Below are six reasons to choose mediation to resolve your dispute on separation.

1. Cost
Mediation costs a fraction of the amount of a court case. In civil mediation the costs are agreed in advance by all parties and are based on the estimated length of the mediation session and whether facilities are to be provided. These costs are split between the participants, generally half each. Family mediation is a little less predictable, but generally speaking all the issues have been resolved within 5 or 6 sessions, often fewer.

2. Speed
Everyone who is familiar with the courts or reads the newspapers regularly will know that legal cases take an incredible amount of time to come to trial. Mediation is arranged at the mutual convenience of participants and is invariably much quicker.

3. Time
The wait for a court date is a long one. The courts are extremely busy and it can be months between hearings. Your lives are left on hold pending a further court date. In addition, in a children case, if you need a CAFCASS report they can take 16+ weeks. Reports from other experts can take as long, if not longer.

4.Court proceedings are stressful. The nature of the process is adversarial. Correspondence is frequent, there is much documentation. Few relish the prospect of being cross-examined by experienced counsel.
Perhaps the final benefit of mediation is its cost in comparison to litigation.
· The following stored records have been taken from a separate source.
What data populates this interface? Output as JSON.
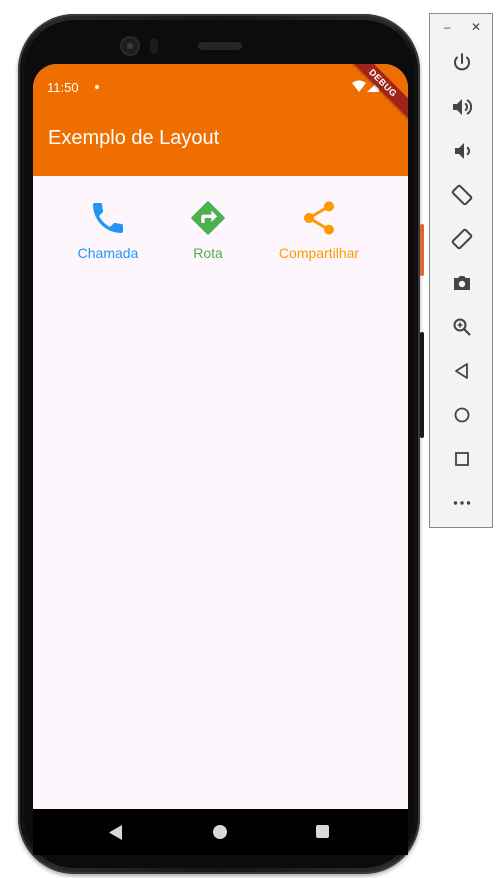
{
  "status_bar": {
    "time": "11:50"
  },
  "debug_banner": "DEBUG",
  "app_bar": {
    "title": "Exemplo de Layout",
    "color": "#ee6e00"
  },
  "actions": [
    {
      "label": "Chamada",
      "icon": "phone-icon",
      "color": "#2196f3"
    },
    {
      "label": "Rota",
      "icon": "directions-icon",
      "color": "#4caf50"
    },
    {
      "label": "Compartilhar",
      "icon": "share-icon",
      "color": "#ff9800"
    }
  ],
  "navigation_bar": [
    "back-icon",
    "home-icon",
    "recents-icon"
  ],
  "emulator_panel": {
    "window_controls": [
      "minimize-icon",
      "close-icon"
    ],
    "buttons": [
      "power-icon",
      "volume-up-icon",
      "volume-down-icon",
      "rotate-left-icon",
      "rotate-right-icon",
      "screenshot-icon",
      "zoom-icon",
      "back-icon",
      "home-icon",
      "overview-icon",
      "more-icon"
    ]
  }
}
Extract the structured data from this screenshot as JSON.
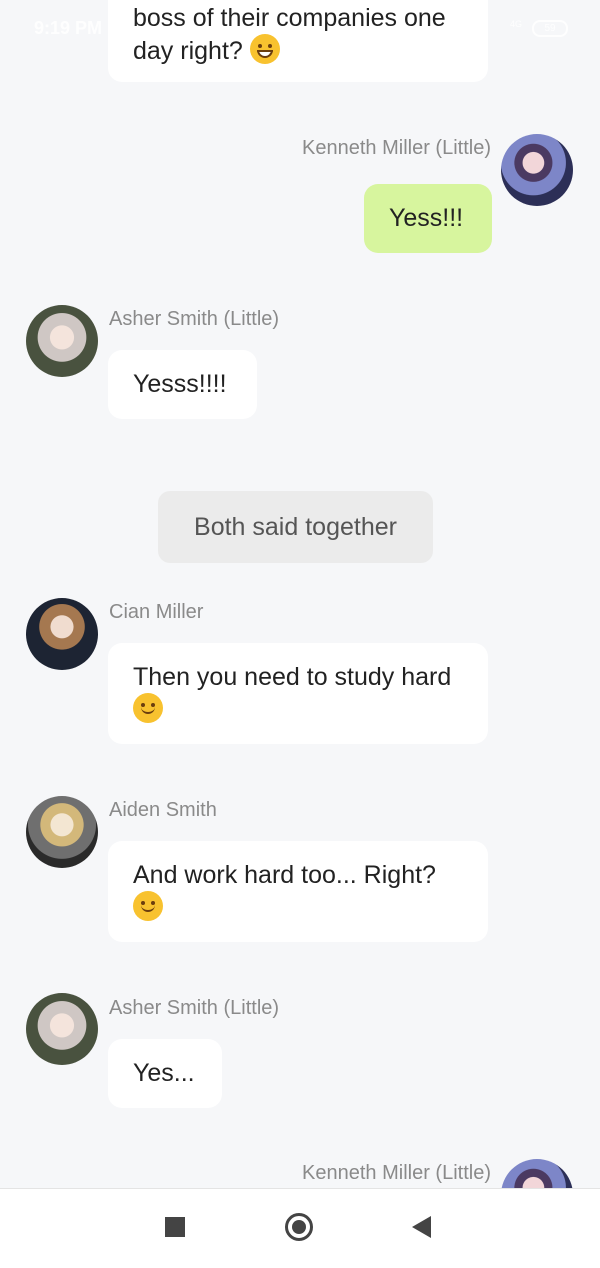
{
  "status_bar": {
    "time": "9:19 PM",
    "network": "4G",
    "battery": "59"
  },
  "messages": [
    {
      "sender": "",
      "text": "boss of their companies one day right?",
      "emoji": "grinning-face-emoji"
    },
    {
      "sender": "Kenneth Miller (Little)",
      "text": "Yess!!!"
    },
    {
      "sender": "Asher Smith (Little)",
      "text": "Yesss!!!!"
    },
    {
      "narration": "Both said together"
    },
    {
      "sender": "Cian Miller",
      "text": "Then you need to study hard",
      "emoji": "smiling-face-emoji"
    },
    {
      "sender": "Aiden Smith",
      "text": "And work hard too... Right?",
      "emoji": "smiling-face-emoji"
    },
    {
      "sender": "Asher Smith (Little)",
      "text": "Yes..."
    },
    {
      "sender": "Kenneth Miller (Little)"
    }
  ],
  "colors": {
    "background": "#f6f7f9",
    "own_bubble": "#d7f59e",
    "other_bubble": "#ffffff",
    "narration_bg": "#ebebeb",
    "sender_name": "#8a8a8a"
  },
  "nav_bar": {
    "recent_icon": "square-icon",
    "home_icon": "circle-home-icon",
    "back_icon": "triangle-back-icon"
  }
}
Legal action is very expensive and the higher in the legal process the case proceeds, the bigger the bill.

5.Control over the situation

You decide the issues you want to talk about and the priority. You are able to make offers and suggest proposals for agreement which are without prejudice – if the mediation fails, the Judge won’t know the concessions you were prepared to make to reach an agreement in mediation. You can take a break if the mediation gets too much and step out of the meeting. You decide how many meetings you need to have, and when. Ultimately, an agreement reached is one decided by you, with the concessions you are prepared to make.

With Court, the Judge, who doesn’t know you, your children, your ex – decides the future for your family.

6, Less confrontational
The mediation process tends to be less confrontational and less antagonistic than the alternatives. That is the best to resort to solve dipute matters with dignity.

Contact Brav,for further details. We’re here to help you out.